“The late bounteous season has put the people in good heart”
- Agricultural Shows - Cootamundra, SMH, 17 Sept 1913
More organized events such as local shows, processions or commemorative events involve the whole community in activities. ‘Back to town’ events, popular in the first half of the 20th century, were a way to celebrate an area's achievements and encourage former residents to return home for the festivities, which usually included street parades, sporting demonstrations and carnival events.
Back to town events
In the first half of the 20th century, many rural municipalities held 'Back to town' events to commemorate the founding of an area and to encourage old residents back to their hometown. Celebrations usually included a variety of events – from grand street processions and historical pageants, to carnival attractions and exhibition sporting matches. Local dignitaries would attend and the whole town would participate. Such events promoted the area, as well as boosting morale amongst the local community.
The Library holds many souvenir booklets published for these events. Ranging from small leaflets to more elaborate publications, the illustrated souvenirs usually included early histories of the local area, churches, schools and organisations, images of buildings and landmarks, as well as advertisements for local businesses. This Back to Goulburn souvenir featured an illustration by artist D. H. Souter which was used as the main logo for the Goulburn centenary celebrations in 1920. Souter's image of a dog arriving by train highlights the role railways had in country towns such as Goulburn, opening up rural areas for settlement and farming.
Back to Goulburn centenary celebrations
Back to town events captured the hearts of current and former residents alike. Long-time Cootamundra local J. D. Sueur penned a poem for the occasion which featured in the souvenir publication: 'Back to Cootamundra Celebrations', 1926.
Send a message to our kindred / In it, state the joy we seek,
'Tis the pleasure of their presence / Back to Cootamundra Week.
Ask them back to see the old town – / Show the many deeds we’ve done,
Then they’ll see the hand ne’er tired / Of the work which they begun …

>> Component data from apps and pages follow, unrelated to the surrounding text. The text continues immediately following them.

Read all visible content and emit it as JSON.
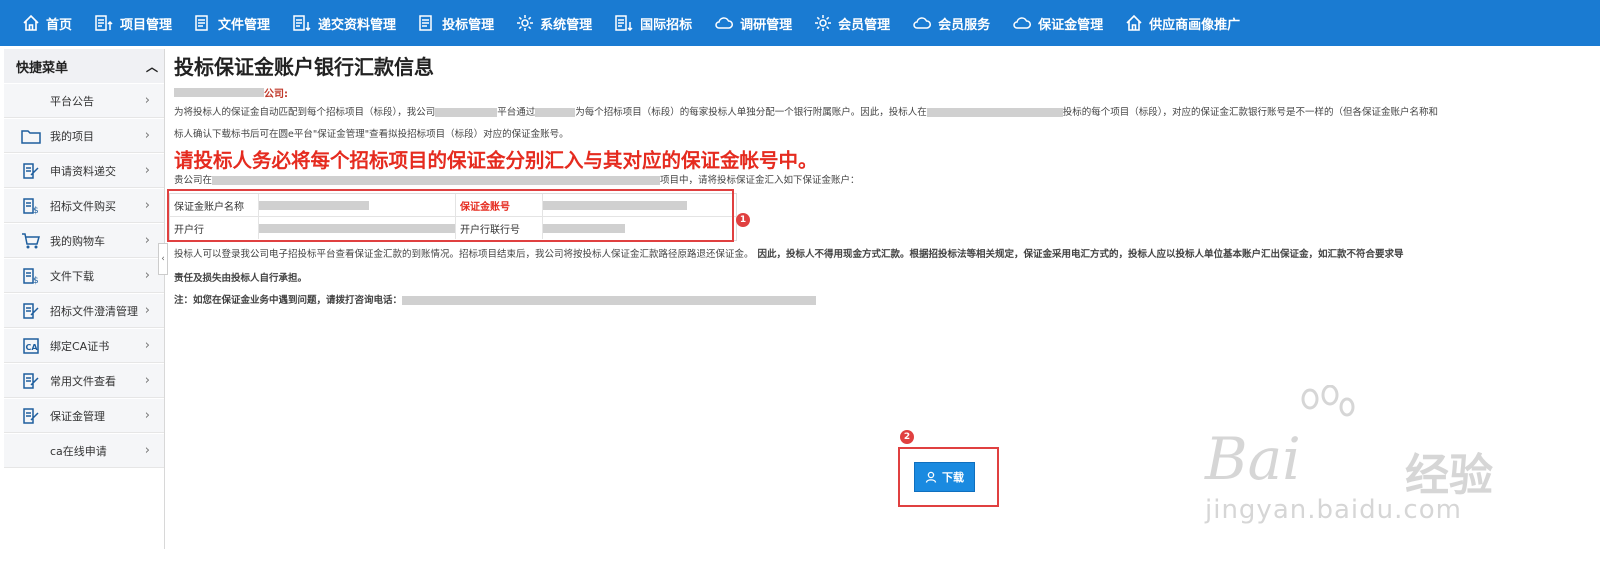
{
  "nav": {
    "items": [
      {
        "label": "首页",
        "icon": "home-icon"
      },
      {
        "label": "项目管理",
        "icon": "doc-up-icon"
      },
      {
        "label": "文件管理",
        "icon": "doc-icon"
      },
      {
        "label": "递交资料管理",
        "icon": "doc-down-icon"
      },
      {
        "label": "投标管理",
        "icon": "doc-icon"
      },
      {
        "label": "系统管理",
        "icon": "gear-icon"
      },
      {
        "label": "国际招标",
        "icon": "doc-down-icon"
      },
      {
        "label": "调研管理",
        "icon": "cloud-icon"
      },
      {
        "label": "会员管理",
        "icon": "gear-icon"
      },
      {
        "label": "会员服务",
        "icon": "cloud-icon"
      },
      {
        "label": "保证金管理",
        "icon": "cloud-icon"
      },
      {
        "label": "供应商画像推广",
        "icon": "home-icon"
      }
    ]
  },
  "sidebar": {
    "title": "快捷菜单",
    "items": [
      {
        "label": "平台公告",
        "icon": ""
      },
      {
        "label": "我的项目",
        "icon": "folder-icon"
      },
      {
        "label": "申请资料递交",
        "icon": "edit-doc-icon"
      },
      {
        "label": "招标文件购买",
        "icon": "dollar-doc-icon"
      },
      {
        "label": "我的购物车",
        "icon": "cart-icon"
      },
      {
        "label": "文件下载",
        "icon": "dollar-doc-icon"
      },
      {
        "label": "招标文件澄清管理",
        "icon": "edit-doc-icon"
      },
      {
        "label": "绑定CA证书",
        "icon": "ca-icon"
      },
      {
        "label": "常用文件查看",
        "icon": "edit-doc-icon"
      },
      {
        "label": "保证金管理",
        "icon": "edit-doc-icon"
      },
      {
        "label": "ca在线申请",
        "icon": ""
      }
    ]
  },
  "main": {
    "title": "投标保证金账户银行汇款信息",
    "company_suffix": "公司:",
    "p1a": "为将投标人的保证金自动匹配到每个招标项目（标段），我公司",
    "p1b": "平台通过",
    "p1c": "为每个招标项目（标段）的每家投标人单独分配一个银行附属账户。因此，投标人在",
    "p1d": "投标的每个项目（标段），对应的保证金汇款银行账号是不一样的（但各保证金账户名称和",
    "p2": "标人确认下载标书后可在圆e平台\"保证金管理\"查看拟投招标项目（标段）对应的保证金账号。",
    "warning": "请投标人务必将每个招标项目的保证金分别汇入与其对应的保证金帐号中。",
    "p3a": "贵公司在",
    "p3b": "项目中，请将投标保证金汇入如下保证金账户：",
    "account": {
      "name_label": "保证金账户名称",
      "number_label": "保证金账号",
      "bank_label": "开户行",
      "bank_no_label": "开户行联行号"
    },
    "p4": "投标人可以登录我公司电子招投标平台查看保证金汇款的到账情况。招标项目结束后，我公司将按投标人保证金汇款路径原路退还保证金。",
    "p4b": "因此，投标人不得用现金方式汇款。根据招投标法等相关规定，保证金采用电汇方式的，投标人应以投标人单位基本账户汇出保证金，如汇款不符合要求导",
    "p5": "责任及损失由投标人自行承担。",
    "note": "注：如您在保证金业务中遇到问题，请拨打咨询电话：",
    "download_label": "下载"
  },
  "annotations": {
    "badge1": "1",
    "badge2": "2"
  },
  "watermark": {
    "brand": "Bai",
    "brand_cn": "经验",
    "url": "jingyan.baidu.com"
  }
}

Inspiring not only poetry, but music as well, ‘Bathurst – my old home town’ was a song arrangement of J. Naughton Harris’ poem, especially written for the Back to Bathurst week in 1924. The nostalgic lyrics recall his hometown of years gone by.
…When the velvet night is falling / In my heart where e’er I roam
I can hear the dream bells calling / From my far Australian home
They enthral my soul completely / with their changeful melody
Bathurst church bells chiming sweetly / In my home across the sea
Back to Bathurst in the morning / When the rosy sheen of dawn glows
‘Ere the bush birds hail the day / I’ll be well upon my way
For I know my old home town will welcome me…
Bathurst – my old home town. Sheet music, 1926